The European Union Tuesday adopted rules to force natural resource companies to disclose payments to governments.
Member countries still need to enact the rules into their domestic laws. But little opposition is expected.
Oil and gas, mining, and logging companies must report all payments to governments of €100,000 or more.
The resource companies had campaigned unsuccessfully for a higher threshold of €1 million and some exemptions.
Last yar, the U.S. Securities and Exchange Commission adopted extractive industry-disclosure rules.
The SEC rules cover all public mining and oil and gas companies and require disclosure of payments to governments of $100,000 or more.
The U.S. and EU rules were pushed by a coalition of NGOs that included Christian Aid, Global Financial Integrity, Global Witness, and Transparency International.

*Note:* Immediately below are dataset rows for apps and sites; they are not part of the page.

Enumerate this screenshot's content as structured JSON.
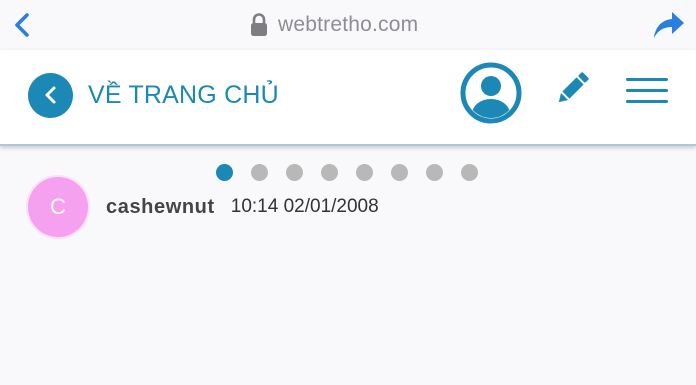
{
  "browser": {
    "url": "webtretho.com"
  },
  "header": {
    "home_label": "VỀ TRANG CHỦ"
  },
  "pager": {
    "total_pages": 8,
    "current_page": 1
  },
  "post": {
    "author_initial": "C",
    "author_name": "cashewnut",
    "timestamp": "10:14 02/01/2008"
  },
  "colors": {
    "brand_blue": "#1b88b5",
    "ios_blue": "#2a7ee0",
    "avatar_pink": "#f5a1ef",
    "dot_inactive": "#b8b8b8"
  },
  "icons": {
    "browser_back": "chevron-left-icon",
    "lock": "lock-icon",
    "share": "share-arrow-icon",
    "home_back": "chevron-left-icon",
    "user": "user-avatar-icon",
    "edit": "pencil-icon",
    "menu": "hamburger-menu-icon"
  }
}
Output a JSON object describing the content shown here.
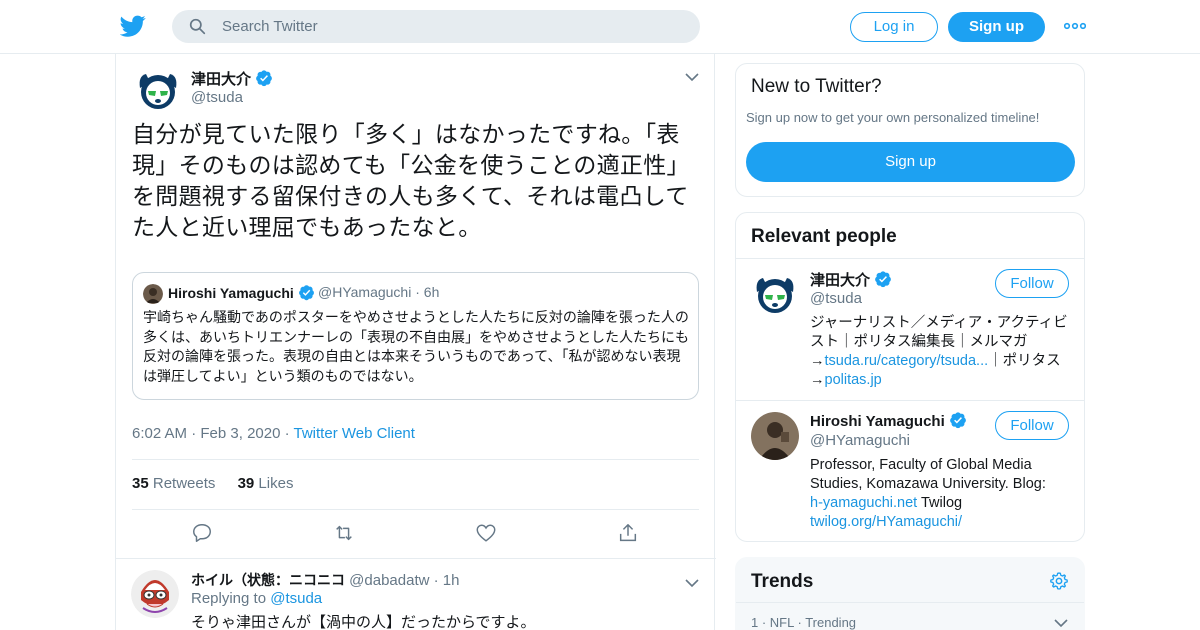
{
  "topbar": {
    "search_placeholder": "Search Twitter",
    "login_label": "Log in",
    "signup_label": "Sign up",
    "accent_color": "#1da1f2"
  },
  "tweet": {
    "author_name": "津田大介",
    "author_handle": "@tsuda",
    "text": "自分が見ていた限り「多く」はなかったですね。「表現」そのものは認めても「公金を使うことの適正性」を問題視する留保付きの人も多くて、それは電凸してた人と近い理屈でもあったなと。",
    "quote": {
      "name": "Hiroshi Yamaguchi",
      "handle": "@HYamaguchi",
      "age": "6h",
      "text": "宇崎ちゃん騒動であのポスターをやめさせようとした人たちに反対の論陣を張った人の多くは、あいちトリエンナーレの「表現の不自由展」をやめさせようとした人たちにも反対の論陣を張った。表現の自由とは本来そういうものであって、「私が認めない表現は弾圧してよい」という類のものではない。"
    },
    "time": "6:02 AM",
    "date": "Feb 3, 2020",
    "source": "Twitter Web Client",
    "retweets_count": "35",
    "retweets_label": "Retweets",
    "likes_count": "39",
    "likes_label": "Likes"
  },
  "reply": {
    "name": "ホイル（状態：ニコニコ",
    "handle": "@dabadatw",
    "age": "1h",
    "replying_label": "Replying to",
    "replying_handle": "@tsuda",
    "text": "そりゃ津田さんが【渦中の人】だったからですよ。"
  },
  "sidebar": {
    "new_title": "New to Twitter?",
    "new_sub": "Sign up now to get your own personalized timeline!",
    "new_signup": "Sign up",
    "people_title": "Relevant people",
    "people": [
      {
        "name": "津田大介",
        "handle": "@tsuda",
        "follow_label": "Follow",
        "bio_1": "ジャーナリスト／メディア・アクティビスト｜ポリタス編集長｜メルマガ",
        "bio_arrow_1": "→",
        "bio_link_1": "tsuda.ru/category/tsuda...",
        "bio_mid": "｜ポリタス",
        "bio_arrow_2": "→",
        "bio_link_2": "politas.jp"
      },
      {
        "name": "Hiroshi Yamaguchi",
        "handle": "@HYamaguchi",
        "follow_label": "Follow",
        "bio_1": "Professor, Faculty of Global Media Studies, Komazawa University. Blog:",
        "bio_link_1": "h-yamaguchi.net",
        "bio_mid": "Twilog",
        "bio_link_2": "twilog.org/HYamaguchi/"
      }
    ],
    "trends_title": "Trends",
    "trend_1_rank": "1",
    "trend_1_category": "NFL",
    "trend_1_status": "Trending"
  }
}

Porter McConnell, a spokesman for the coalition, said: ‘Roughly a trillion dollars of illicit money leaves developing countries each year, and many of these countries are highly dependent on natural resources. Making public what extractive companies pay to governments is a big step forward in curtailing these illicit financial flows.’
The coalition wants the EU to go further. All companies should be required to ‘report their sales, profits, employees, and taxes paid on a country by country basis,’ McConnell said.
The U.S. and EU rules will cover 90 percent of the world’s major international extractive companies, Transparency International said.
Final EU accounting rules are expected to be ready by June.